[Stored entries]
▬▬▬▬▬▬▬▬▬▬

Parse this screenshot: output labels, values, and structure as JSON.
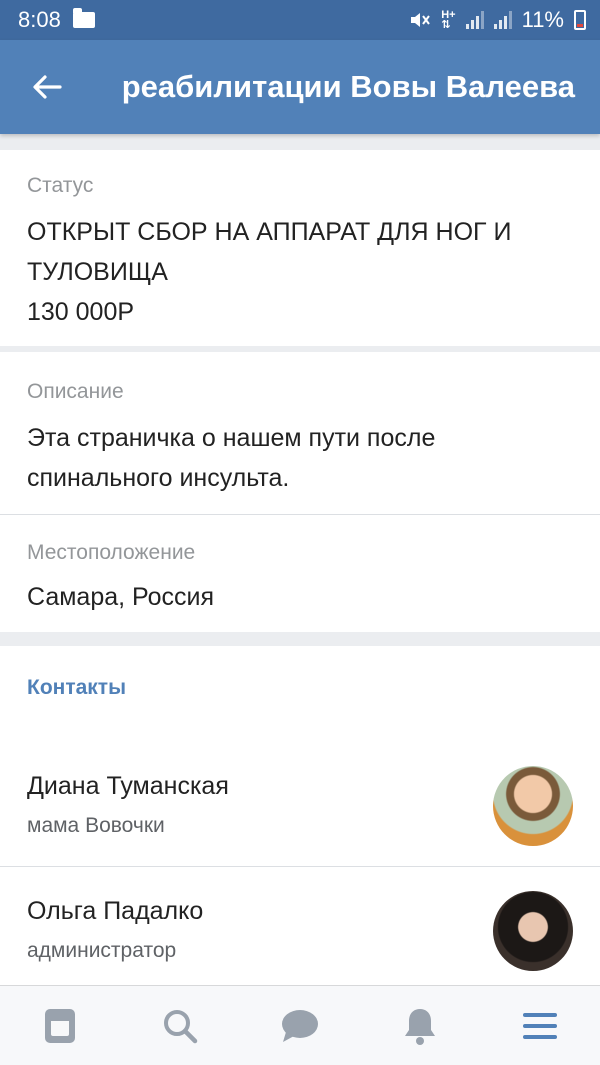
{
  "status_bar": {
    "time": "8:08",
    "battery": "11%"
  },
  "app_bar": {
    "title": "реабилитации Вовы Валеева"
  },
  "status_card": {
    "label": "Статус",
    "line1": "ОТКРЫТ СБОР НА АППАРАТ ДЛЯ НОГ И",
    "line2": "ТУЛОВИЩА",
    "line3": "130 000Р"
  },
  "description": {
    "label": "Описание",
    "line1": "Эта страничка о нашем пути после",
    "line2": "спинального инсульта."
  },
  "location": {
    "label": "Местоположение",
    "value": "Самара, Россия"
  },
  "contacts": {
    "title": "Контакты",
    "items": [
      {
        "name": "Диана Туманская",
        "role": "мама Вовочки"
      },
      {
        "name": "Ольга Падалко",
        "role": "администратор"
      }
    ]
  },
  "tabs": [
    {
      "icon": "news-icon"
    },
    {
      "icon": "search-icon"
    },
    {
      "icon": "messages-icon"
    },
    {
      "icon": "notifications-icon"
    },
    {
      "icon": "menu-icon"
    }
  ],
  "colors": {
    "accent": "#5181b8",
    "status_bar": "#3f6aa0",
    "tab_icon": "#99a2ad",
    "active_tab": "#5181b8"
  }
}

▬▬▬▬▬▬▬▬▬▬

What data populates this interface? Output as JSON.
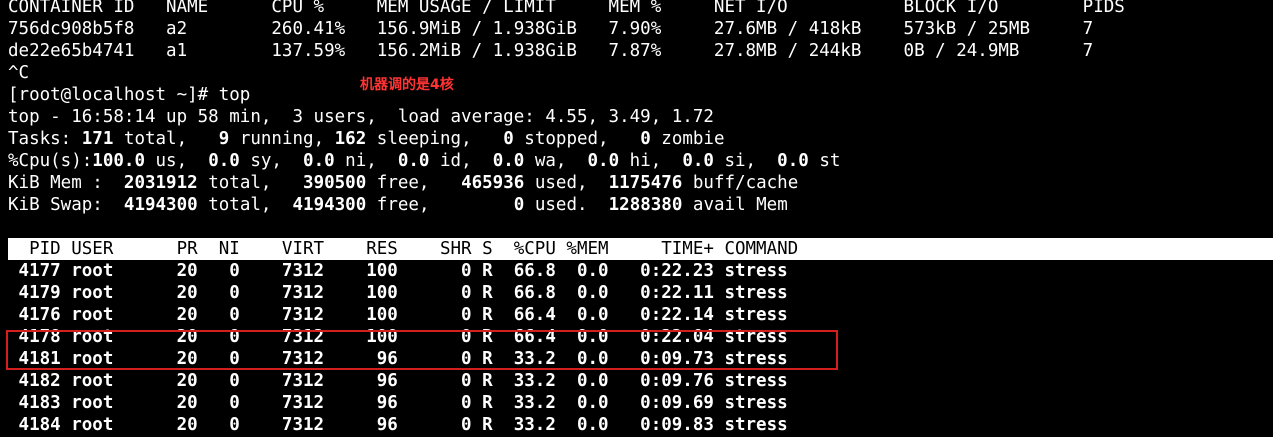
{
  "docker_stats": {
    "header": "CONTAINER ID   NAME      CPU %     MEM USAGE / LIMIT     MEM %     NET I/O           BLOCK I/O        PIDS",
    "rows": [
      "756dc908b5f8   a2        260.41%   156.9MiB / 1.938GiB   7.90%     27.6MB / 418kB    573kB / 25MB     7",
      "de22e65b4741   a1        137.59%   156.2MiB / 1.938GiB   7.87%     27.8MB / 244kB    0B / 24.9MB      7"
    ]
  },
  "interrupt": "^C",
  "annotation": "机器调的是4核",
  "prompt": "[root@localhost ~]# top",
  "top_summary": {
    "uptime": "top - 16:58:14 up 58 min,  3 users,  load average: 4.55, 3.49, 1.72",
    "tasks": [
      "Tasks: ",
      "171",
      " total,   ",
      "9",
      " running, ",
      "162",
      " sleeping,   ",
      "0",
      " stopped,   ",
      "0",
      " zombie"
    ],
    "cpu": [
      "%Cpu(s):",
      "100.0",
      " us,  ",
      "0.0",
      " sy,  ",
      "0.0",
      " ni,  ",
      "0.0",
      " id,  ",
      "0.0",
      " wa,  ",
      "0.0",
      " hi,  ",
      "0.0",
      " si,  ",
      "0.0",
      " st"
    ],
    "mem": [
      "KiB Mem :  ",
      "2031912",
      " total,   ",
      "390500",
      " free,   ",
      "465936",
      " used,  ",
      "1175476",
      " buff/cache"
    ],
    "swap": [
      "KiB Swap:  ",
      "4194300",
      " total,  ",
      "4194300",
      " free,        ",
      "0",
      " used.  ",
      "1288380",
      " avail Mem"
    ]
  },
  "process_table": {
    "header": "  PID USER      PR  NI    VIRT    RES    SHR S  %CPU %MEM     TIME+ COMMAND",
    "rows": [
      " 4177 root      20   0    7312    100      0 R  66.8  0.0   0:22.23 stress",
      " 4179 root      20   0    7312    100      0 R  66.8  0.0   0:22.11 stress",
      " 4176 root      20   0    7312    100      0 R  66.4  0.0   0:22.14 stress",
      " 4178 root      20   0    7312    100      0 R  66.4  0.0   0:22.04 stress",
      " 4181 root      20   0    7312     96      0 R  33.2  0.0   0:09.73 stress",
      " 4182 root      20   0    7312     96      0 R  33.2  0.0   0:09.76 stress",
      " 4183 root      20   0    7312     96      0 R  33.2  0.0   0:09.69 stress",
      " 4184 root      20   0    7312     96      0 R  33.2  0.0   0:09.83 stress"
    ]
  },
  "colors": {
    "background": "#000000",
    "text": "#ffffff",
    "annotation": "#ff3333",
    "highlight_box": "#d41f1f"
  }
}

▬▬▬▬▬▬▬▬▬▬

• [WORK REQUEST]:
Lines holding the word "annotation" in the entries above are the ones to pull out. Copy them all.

• [ANSWER TO THIS PROBLEM]:
  "annotation": "机器调的是4核",
    "annotation": "#ff3333",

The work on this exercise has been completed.